- Awarding penalties: The referee can penalize scrummaging infringements, such as early engagements or collapsing the scrum. These penalties can lead to free kicks or scrums for the opposing team.
- What Is the Role of the TMO (Television Match Official)?
The Television Match Official (TMO) is an additional match official who assists the referee in making specific decisions, primarily related to tries and foul play. The TMO reviews incidents using video technology and provides input to help the referee make accurate decisions. TMOs are often used in professional and international rugby to ensure the correct outcomes for critical events like grounding the ball in the in-goal area.
- How Does the Referee Handle Misconduct and Cards?
The referee has the authority to issue cards as a means of dealing with misconduct and severe infractions. The two primary cards are:

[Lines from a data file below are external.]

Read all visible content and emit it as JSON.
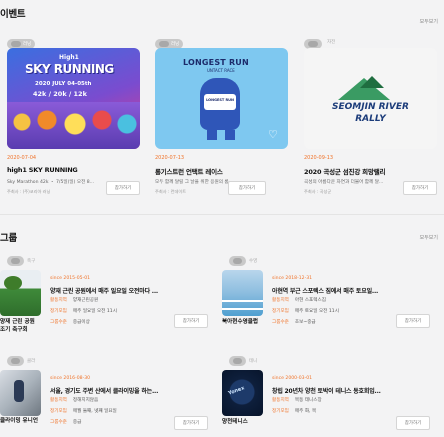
{
  "events_section": {
    "title": "이벤트",
    "more": "모두보기"
  },
  "events": [
    {
      "chip": "러닝",
      "poster_badge": "High1",
      "poster_title": "SKY RUNNING",
      "poster_date": "2020 JULY 04-05th",
      "poster_dist": "42k / 20k / 12k",
      "date": "2020-07-04",
      "title": "high1 SKY RUNNING",
      "desc": "Sky Marathon 42k ・ 7/5일(일) 오전 8...",
      "org": "주최사 : (주)코리아 러닝",
      "join": "참가하기"
    },
    {
      "chip": "러닝",
      "poster_title": "LONGEST RUN",
      "poster_sub": "UNTACT RACE",
      "poster_mascot": "LONGEST RUN",
      "date": "2020-07-13",
      "title": "롱기스트런 언택트 레이스",
      "desc": "모두 함께 달릴 그 날을 위한 응원의 롱...",
      "org": "주최사 : 런데이트",
      "join": "참가하기"
    },
    {
      "tag": "자전",
      "poster_title": "SEOMJIN RIVER",
      "poster_sub": "RALLY",
      "date": "2020-09-13",
      "title": "2020 곡성군 섬진강 희망랠리",
      "desc": "곡성의 아름다운 자연과 더불어 함께 달...",
      "org": "주최사 : 곡성군",
      "join": "참가하기"
    }
  ],
  "groups_section": {
    "title": "그룹",
    "more": "모두보기"
  },
  "groups": [
    {
      "chip_text": "축구",
      "since": "since 2015-05-01",
      "title": "양재 근린 공원에서 매주 일요일 오전마다 ...",
      "rows": [
        {
          "k": "활동지역",
          "v": "양재근린공원"
        },
        {
          "k": "정기모임",
          "v": "매주 일요일 오전 11시"
        },
        {
          "k": "그룹수준",
          "v": "중급이상"
        }
      ],
      "name": "양재 근린 공원 조기 축구회",
      "join": "참가하기"
    },
    {
      "chip_text": "수영",
      "since": "since 2018-12-31",
      "title": "아현역 부근 스포렉스 짐에서 매주 토요일...",
      "rows": [
        {
          "k": "활동지역",
          "v": "아현 스포렉스짐"
        },
        {
          "k": "정기모임",
          "v": "매주 토요일 오전 11시"
        },
        {
          "k": "그룹수준",
          "v": "초보~중급"
        }
      ],
      "name": "북아현수영클럽",
      "join": "참가하기"
    },
    {
      "chip_text": "클라",
      "since": "since 2016-08-30",
      "title": "서울, 경기도 주변 산에서 클라이밍을 하는...",
      "rows": [
        {
          "k": "활동지역",
          "v": "정해지지않음"
        },
        {
          "k": "정기모임",
          "v": "매월 둘째, 넷째 일요일"
        },
        {
          "k": "그룹수준",
          "v": "중급"
        }
      ],
      "name": "클라이밍 유니언",
      "join": "참가하기"
    },
    {
      "chip_text": "테니",
      "since": "since 2000-03-01",
      "title": "창립 20년차 양천 토박이 테니스 동호회입...",
      "rows": [
        {
          "k": "활동지역",
          "v": "목동 테니스장"
        },
        {
          "k": "정기모임",
          "v": "매주 화, 목"
        }
      ],
      "name": "양천테니스",
      "join": "참가하기"
    }
  ],
  "colors": {
    "accent": "#f0742b",
    "chip": "#c9c9c9"
  }
}
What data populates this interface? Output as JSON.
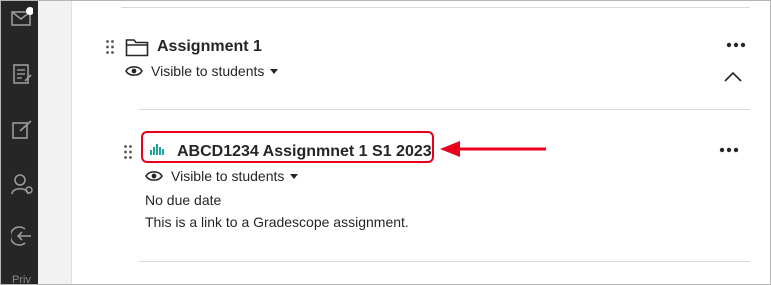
{
  "sidebar": {
    "icons": [
      "mail-icon",
      "document-icon",
      "edit-icon",
      "user-settings-icon",
      "sign-out-icon"
    ],
    "footer_text": "Priv"
  },
  "folder": {
    "title": "Assignment 1",
    "visibility": "Visible to students",
    "more_label": "•••"
  },
  "item": {
    "title": "ABCD1234 Assignmnet 1 S1 2023",
    "visibility": "Visible to students",
    "due": "No due date",
    "description": "This is a link to a Gradescope assignment.",
    "more_label": "•••"
  },
  "colors": {
    "highlight": "#e8001c",
    "gradescope_teal": "#1ba39c",
    "sidebar": "#262626"
  }
}
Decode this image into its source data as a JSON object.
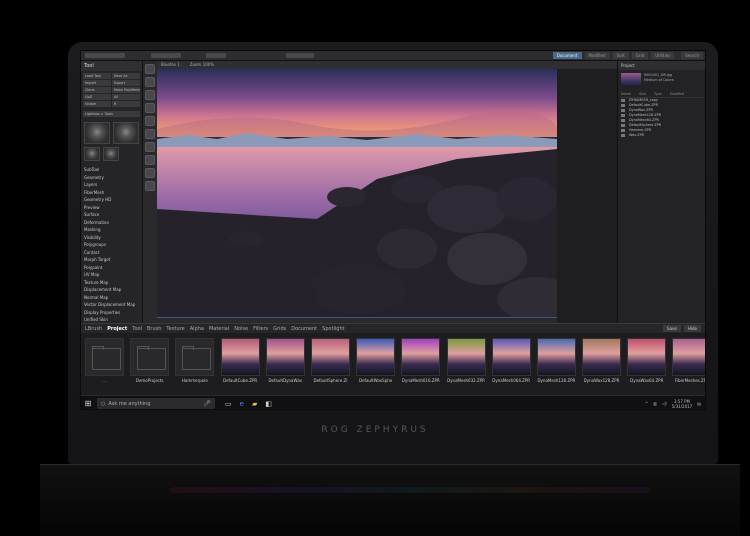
{
  "window": {
    "title": "ZBrush"
  },
  "top_tabs": [
    "Document",
    "Modified",
    "Sort",
    "Grid",
    "Utilities",
    "Preferences"
  ],
  "top_search_label": "Search",
  "left_panel": {
    "title": "Tool",
    "buttons": [
      "Load Tool",
      "Save As",
      "Import",
      "Export",
      "Clone",
      "Make PolyMesh3D",
      "GoZ",
      "All",
      "Visible",
      "R",
      "Lightbox > Tools"
    ],
    "menu_items": [
      "SubTool",
      "Geometry",
      "Layers",
      "FiberMesh",
      "Geometry HD",
      "Preview",
      "Surface",
      "Deformation",
      "Masking",
      "Visibility",
      "Polygroups",
      "Contact",
      "Morph Target",
      "Polypaint",
      "UV Map",
      "Texture Map",
      "Displacement Map",
      "Normal Map",
      "Vector Displacement Map",
      "Display Properties",
      "Unified Skin",
      "Import",
      "Export"
    ]
  },
  "viewport": {
    "doc_tab": "Bluefox 1",
    "zoom_label": "Zoom 100%"
  },
  "right_panel": {
    "title": "Project",
    "preview_name": "IMG0001_DR.jpg",
    "preview_meta": "Medium of Colors",
    "columns": [
      "Name",
      "Size",
      "Type",
      "Modified"
    ],
    "files": [
      "DYNAMESH_copy",
      "DefaultCube.ZPR",
      "DynaWax.ZPR",
      "DynaMesh128.ZPR",
      "DynaMesh64.ZPR",
      "DefaultSphere.ZPR",
      "Hammer.ZPR",
      "Wax.ZPR"
    ]
  },
  "browser": {
    "tabs": [
      "LBrush",
      "Project",
      "Tool",
      "Brush",
      "Texture",
      "Alpha",
      "Material",
      "Noise",
      "Filters",
      "Grids",
      "Document",
      "Spotlight"
    ],
    "active_tab": "Project",
    "tools": [
      "Save",
      "Hide"
    ],
    "tiles": [
      {
        "label": "..",
        "kind": "folder"
      },
      {
        "label": "DemoProjects",
        "kind": "folder"
      },
      {
        "label": "Hammerpole",
        "kind": "folder"
      },
      {
        "label": "DefaultCube.ZPR",
        "kind": "image",
        "hue": "#b05a78"
      },
      {
        "label": "DefaultDynaWax",
        "kind": "image",
        "hue": "#a0508a"
      },
      {
        "label": "DefaultSphere.ZI",
        "kind": "image",
        "hue": "#b8607a"
      },
      {
        "label": "DefaultWaxSphe",
        "kind": "image",
        "hue": "#3a5ab8"
      },
      {
        "label": "DynaMesh016.ZPR",
        "kind": "image",
        "hue": "#a040c0"
      },
      {
        "label": "DynaMesh032.ZPR",
        "kind": "image",
        "hue": "#7a9a40"
      },
      {
        "label": "DynaMesh064.ZPR",
        "kind": "image",
        "hue": "#5a58b8"
      },
      {
        "label": "DynaMesh128.ZPR",
        "kind": "image",
        "hue": "#4a6ab0"
      },
      {
        "label": "DynaWax128.ZPR",
        "kind": "image",
        "hue": "#a07a60"
      },
      {
        "label": "DynaWax64.ZPR",
        "kind": "image",
        "hue": "#c0506a"
      },
      {
        "label": "FiberMeshes.ZPR",
        "kind": "image",
        "hue": "#a86090"
      }
    ]
  },
  "taskbar": {
    "search_placeholder": "Ask me anything",
    "time": "3:57 PM",
    "date": "5/31/2017"
  },
  "brand": "ROG ZEPHYRUS"
}
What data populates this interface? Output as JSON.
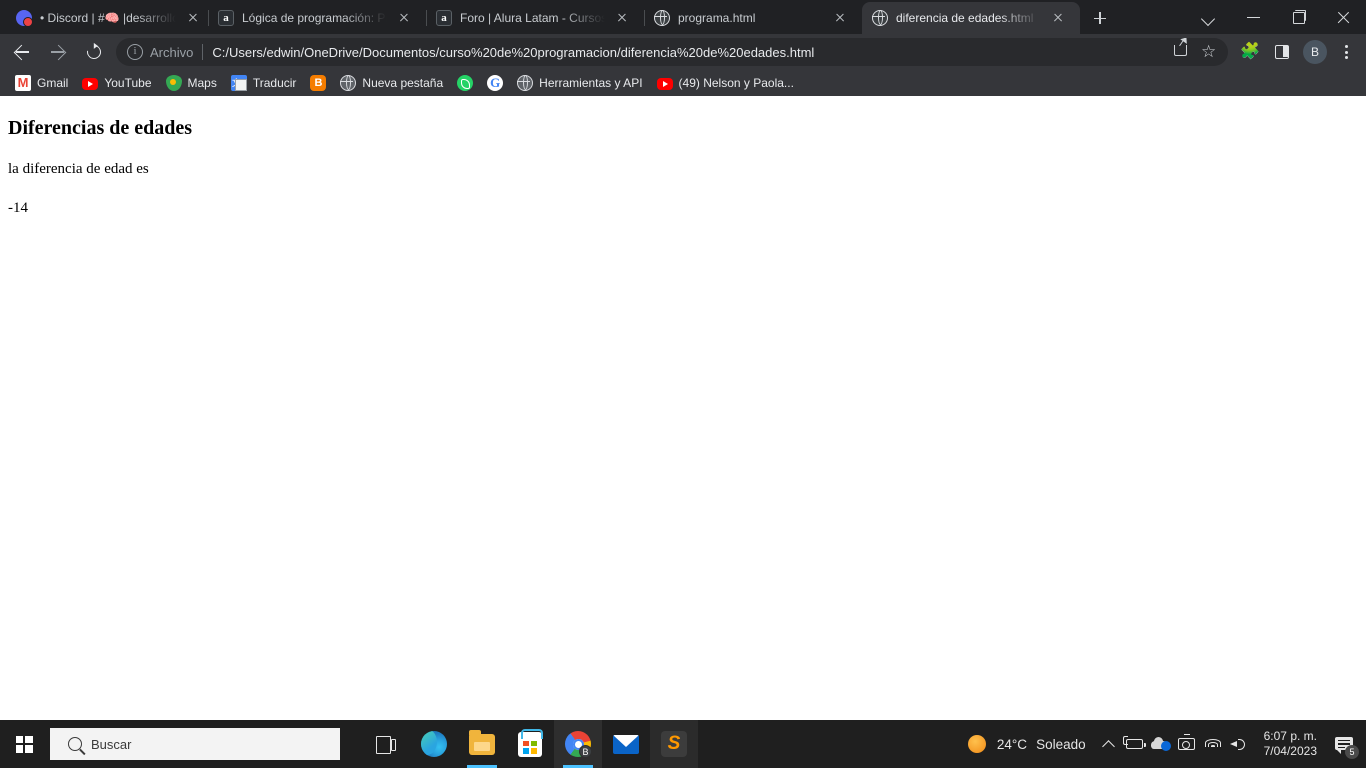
{
  "browser": {
    "tabs": [
      {
        "title": "• Discord | #🧠 |desarrollo-p",
        "favicon": "discord-icon",
        "active": false
      },
      {
        "title": "Lógica de programación: Prin",
        "favicon": "alura-icon",
        "active": false
      },
      {
        "title": "Foro | Alura Latam - Cursos o",
        "favicon": "alura-icon",
        "active": false
      },
      {
        "title": "programa.html",
        "favicon": "globe-icon",
        "active": false
      },
      {
        "title": "diferencia de edades.html",
        "favicon": "globe-icon",
        "active": true
      }
    ],
    "new_tab_label": "+",
    "window_controls": {
      "chevron": "chevron-down-icon",
      "minimize": "minimize-icon",
      "maximize": "maximize-icon",
      "close": "close-icon"
    },
    "toolbar": {
      "back": "back-arrow-icon",
      "forward": "forward-arrow-icon",
      "reload": "reload-icon",
      "scheme_label": "Archivo",
      "url": "C:/Users/edwin/OneDrive/Documentos/curso%20de%20programacion/diferencia%20de%20edades.html",
      "share": "share-icon",
      "bookmark_star": "☆",
      "extensions": "🧩",
      "side_panel": "side-panel-icon",
      "profile_initial": "B",
      "menu": "three-dot-menu-icon"
    },
    "bookmarks": [
      {
        "label": "Gmail",
        "icon": "gmail-icon",
        "glyph": "M"
      },
      {
        "label": "YouTube",
        "icon": "youtube-icon",
        "glyph": ""
      },
      {
        "label": "Maps",
        "icon": "maps-icon",
        "glyph": ""
      },
      {
        "label": "Traducir",
        "icon": "translate-icon",
        "glyph": "文"
      },
      {
        "label": "",
        "icon": "blogger-icon",
        "glyph": "B"
      },
      {
        "label": "Nueva pestaña",
        "icon": "globe-icon",
        "glyph": ""
      },
      {
        "label": "",
        "icon": "whatsapp-icon",
        "glyph": ""
      },
      {
        "label": "",
        "icon": "google-icon",
        "glyph": "G"
      },
      {
        "label": "Herramientas y API",
        "icon": "globe-icon",
        "glyph": ""
      },
      {
        "label": "(49) Nelson y Paola...",
        "icon": "youtube-icon",
        "glyph": ""
      }
    ]
  },
  "page": {
    "heading": "Diferencias de edades",
    "paragraph_1": "la diferencia de edad es",
    "paragraph_2": "-14"
  },
  "taskbar": {
    "start": "windows-logo-icon",
    "search_placeholder": "Buscar",
    "task_view": "task-view-icon",
    "apps": [
      {
        "name": "edge-icon",
        "running": false,
        "active": false
      },
      {
        "name": "file-explorer-icon",
        "running": true,
        "active": false
      },
      {
        "name": "microsoft-store-icon",
        "running": false,
        "active": false
      },
      {
        "name": "chrome-icon",
        "running": true,
        "active": true,
        "badge": "B"
      },
      {
        "name": "mail-icon",
        "running": false,
        "active": false
      },
      {
        "name": "sublime-text-icon",
        "running": false,
        "active": false
      }
    ],
    "weather": {
      "icon": "sun-icon",
      "temperature": "24°C",
      "condition": "Soleado"
    },
    "tray_icons": [
      "chevron-up-icon",
      "battery-charging-icon",
      "onedrive-sync-icon",
      "camera-icon",
      "wifi-icon",
      "volume-icon"
    ],
    "clock": {
      "time": "6:07 p. m.",
      "date": "7/04/2023"
    },
    "notifications": {
      "icon": "notification-icon",
      "count": "5"
    }
  },
  "colors": {
    "chrome_bg": "#202124",
    "toolbar_bg": "#35363a",
    "omnibox_bg": "#292a2d",
    "page_bg": "#ffffff",
    "taskbar_bg": "#1f1f1f",
    "accent": "#4cc2ff"
  }
}
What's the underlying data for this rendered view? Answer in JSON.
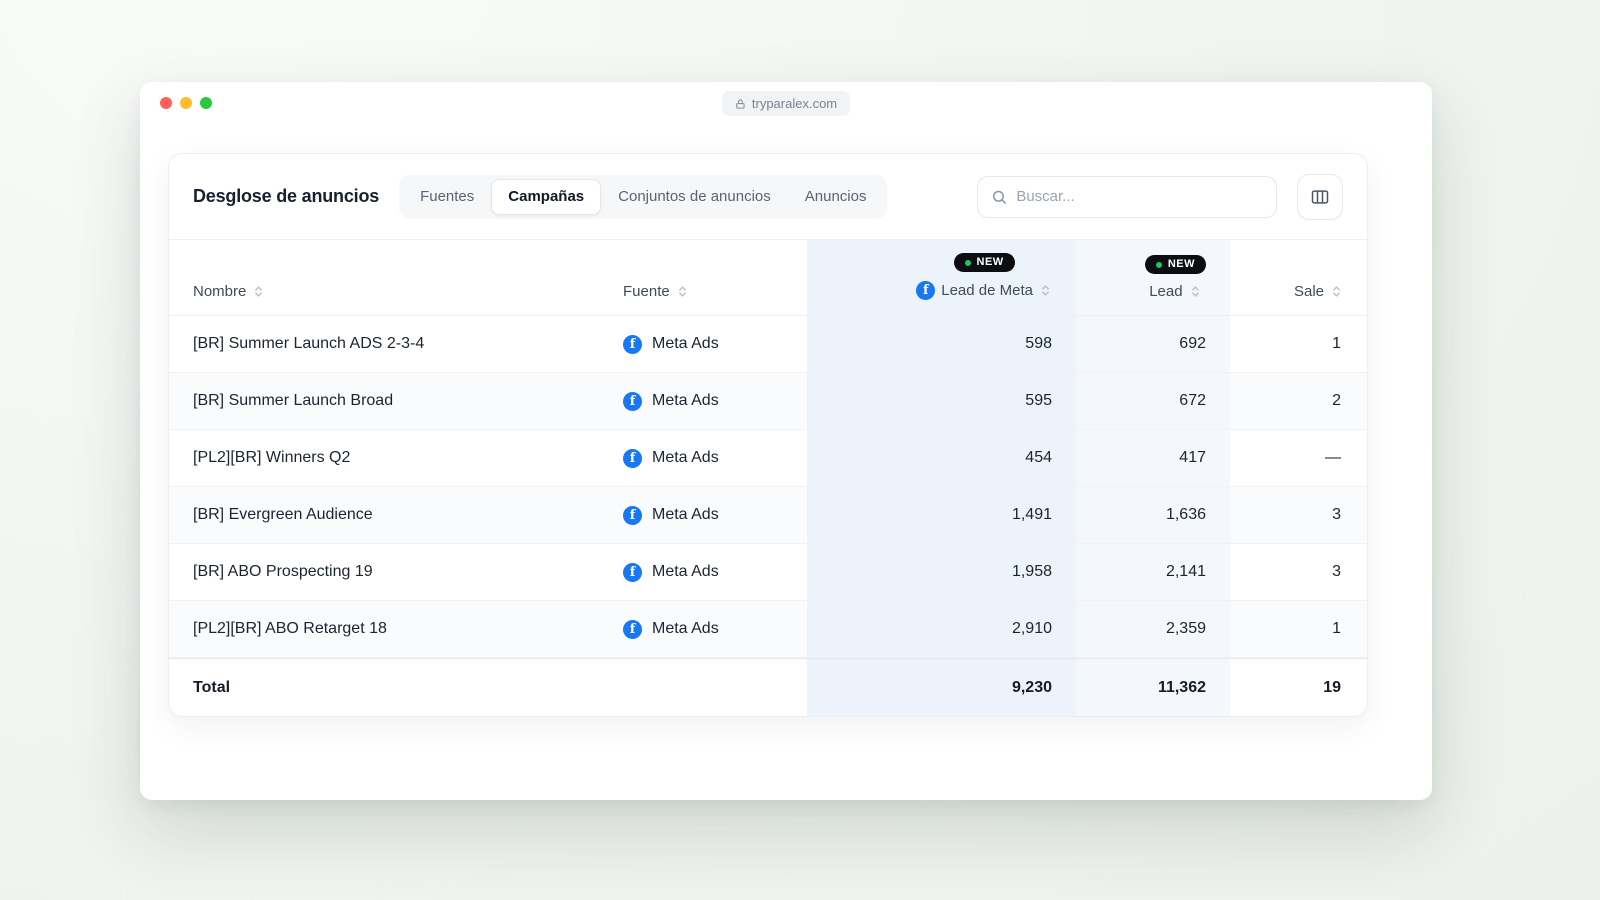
{
  "window": {
    "url": "tryparalex.com"
  },
  "panel": {
    "title": "Desglose de anuncios",
    "tabs": [
      {
        "label": "Fuentes",
        "active": false
      },
      {
        "label": "Campañas",
        "active": true
      },
      {
        "label": "Conjuntos de anuncios",
        "active": false
      },
      {
        "label": "Anuncios",
        "active": false
      }
    ],
    "search_placeholder": "Buscar..."
  },
  "table": {
    "badge_new": "NEW",
    "headers": {
      "name": "Nombre",
      "source": "Fuente",
      "lead_meta": "Lead de Meta",
      "lead": "Lead",
      "sale": "Sale"
    },
    "rows": [
      {
        "name": "[BR] Summer Launch ADS 2-3-4",
        "source": "Meta Ads",
        "lead_meta": "598",
        "lead": "692",
        "sale": "1"
      },
      {
        "name": "[BR] Summer Launch Broad",
        "source": "Meta Ads",
        "lead_meta": "595",
        "lead": "672",
        "sale": "2"
      },
      {
        "name": "[PL2][BR] Winners Q2",
        "source": "Meta Ads",
        "lead_meta": "454",
        "lead": "417",
        "sale": "—"
      },
      {
        "name": "[BR] Evergreen Audience",
        "source": "Meta Ads",
        "lead_meta": "1,491",
        "lead": "1,636",
        "sale": "3"
      },
      {
        "name": "[BR] ABO Prospecting 19",
        "source": "Meta Ads",
        "lead_meta": "1,958",
        "lead": "2,141",
        "sale": "3"
      },
      {
        "name": "[PL2][BR] ABO Retarget 18",
        "source": "Meta Ads",
        "lead_meta": "2,910",
        "lead": "2,359",
        "sale": "1"
      }
    ],
    "total": {
      "label": "Total",
      "lead_meta": "9,230",
      "lead": "11,362",
      "sale": "19"
    }
  },
  "colors": {
    "facebook_blue": "#1877f2",
    "badge_bg": "#0b0d11",
    "badge_dot_green": "#22c55e",
    "highlight_lead_meta": "#edf3fa",
    "highlight_lead": "#f4f8fc"
  }
}
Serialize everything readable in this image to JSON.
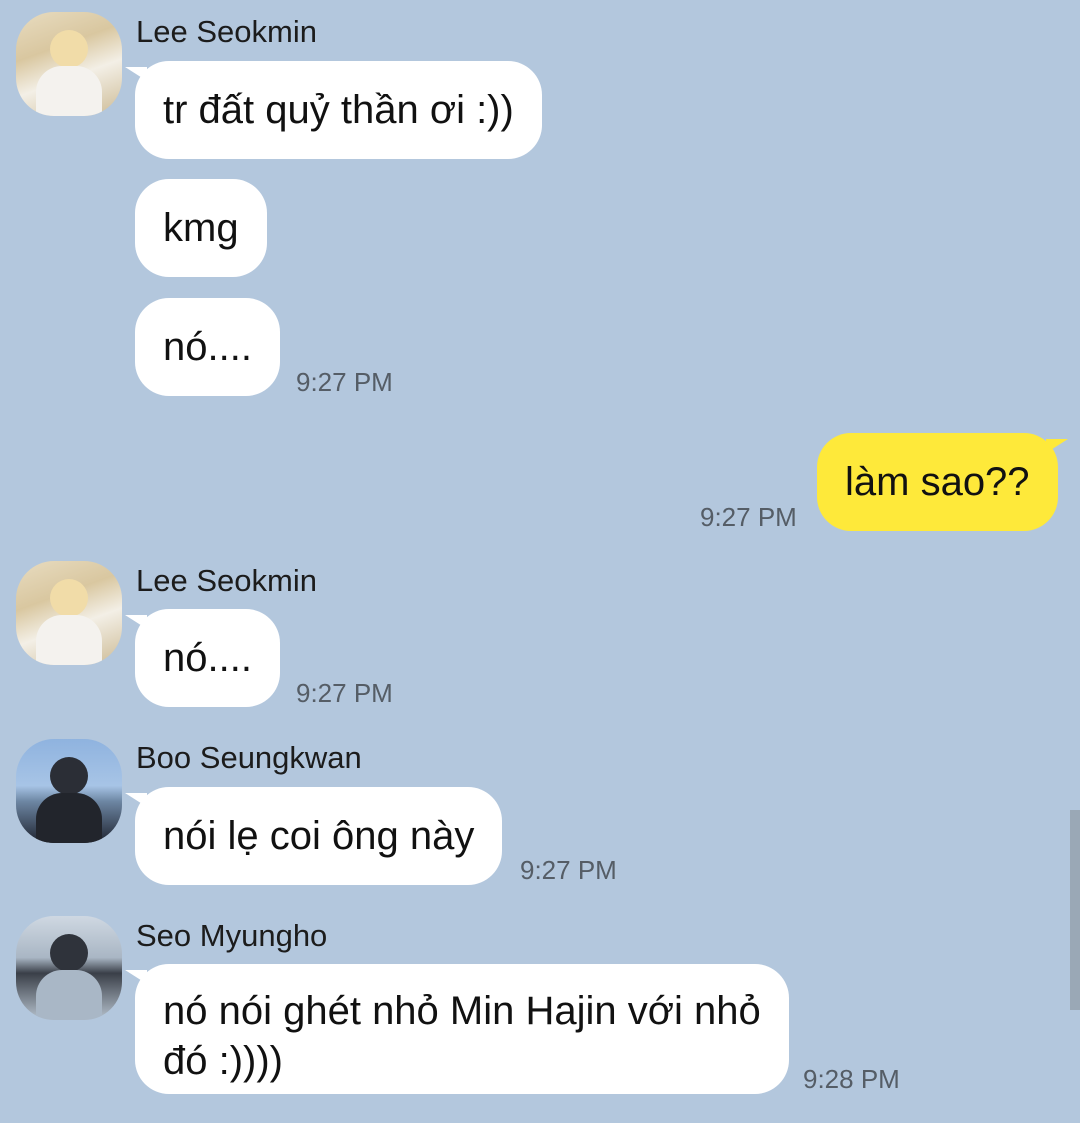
{
  "messages": [
    {
      "sender": "Lee Seokmin",
      "bubbles": [
        "tr đất quỷ thần ơi :))",
        "kmg",
        "nó...."
      ],
      "time": "9:27 PM"
    },
    {
      "sender": "me",
      "bubbles": [
        "làm sao??"
      ],
      "time": "9:27 PM"
    },
    {
      "sender": "Lee Seokmin",
      "bubbles": [
        "nó...."
      ],
      "time": "9:27 PM"
    },
    {
      "sender": "Boo Seungkwan",
      "bubbles": [
        "nói lẹ coi ông này"
      ],
      "time": "9:27 PM"
    },
    {
      "sender": "Seo Myungho",
      "bubbles": [
        "nó nói ghét nhỏ Min Hajin với nhỏ đó :))))"
      ],
      "time": "9:28 PM"
    }
  ],
  "colors": {
    "background": "#b3c7dd",
    "incoming_bubble": "#ffffff",
    "outgoing_bubble": "#fee93a"
  },
  "icons": [
    "avatar-lee-seokmin",
    "avatar-boo-seungkwan",
    "avatar-seo-myungho"
  ]
}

- Yellow card: The referee issues a yellow card to a player for misconduct or repeated infringements. A player receiving a yellow card is temporarily sent to the sin bin for ten minutes. During this period, their team plays with one less player on the field.
- Red card: A red card is issued for serious foul play or dangerous actions, such as high tackles, dangerous tackles, or intentional striking. A player receiving a red card is sent off the field for the remainder of the match, and their team plays with one less player.
- What Influence Does the Referee Have on the Outcome of a Game?
The referee’s decisions, especially regarding penalties, cards, and try-scoring situations, can significantly influence the outcome of a game. Penalties can lead to points, territory, and changes in momentum. Cards can leave a team short-handed, affecting their ability to defend and attack. Accurate decisions by the referee are essential for maintaining a fair and balanced contest.
- How Does the Referee Impact the Spirit of the Game?
The referee plays a crucial role in upholding the spirit of rugby, which values sportsmanship, respect, and fair play. The referee’s decisions and conduct set the tone for the players and the game as a whole. They ensure that players treat each other with respect and that the game is played with integrity and fairness.
The role of the referee in rugby is multifaceted and essential to the sport’s integrity. Referees enforce the laws of the game, manage the scrum, award penalties, and make critical decisions during matches. Their authority, judgment, and commitment to player safety and fairness contribute to the spirit of rugby and the enjoyment of fans worldwide. Understanding the role of the referee enhances the appreciation of the sport’s complexity and the dedication of those who officiate it.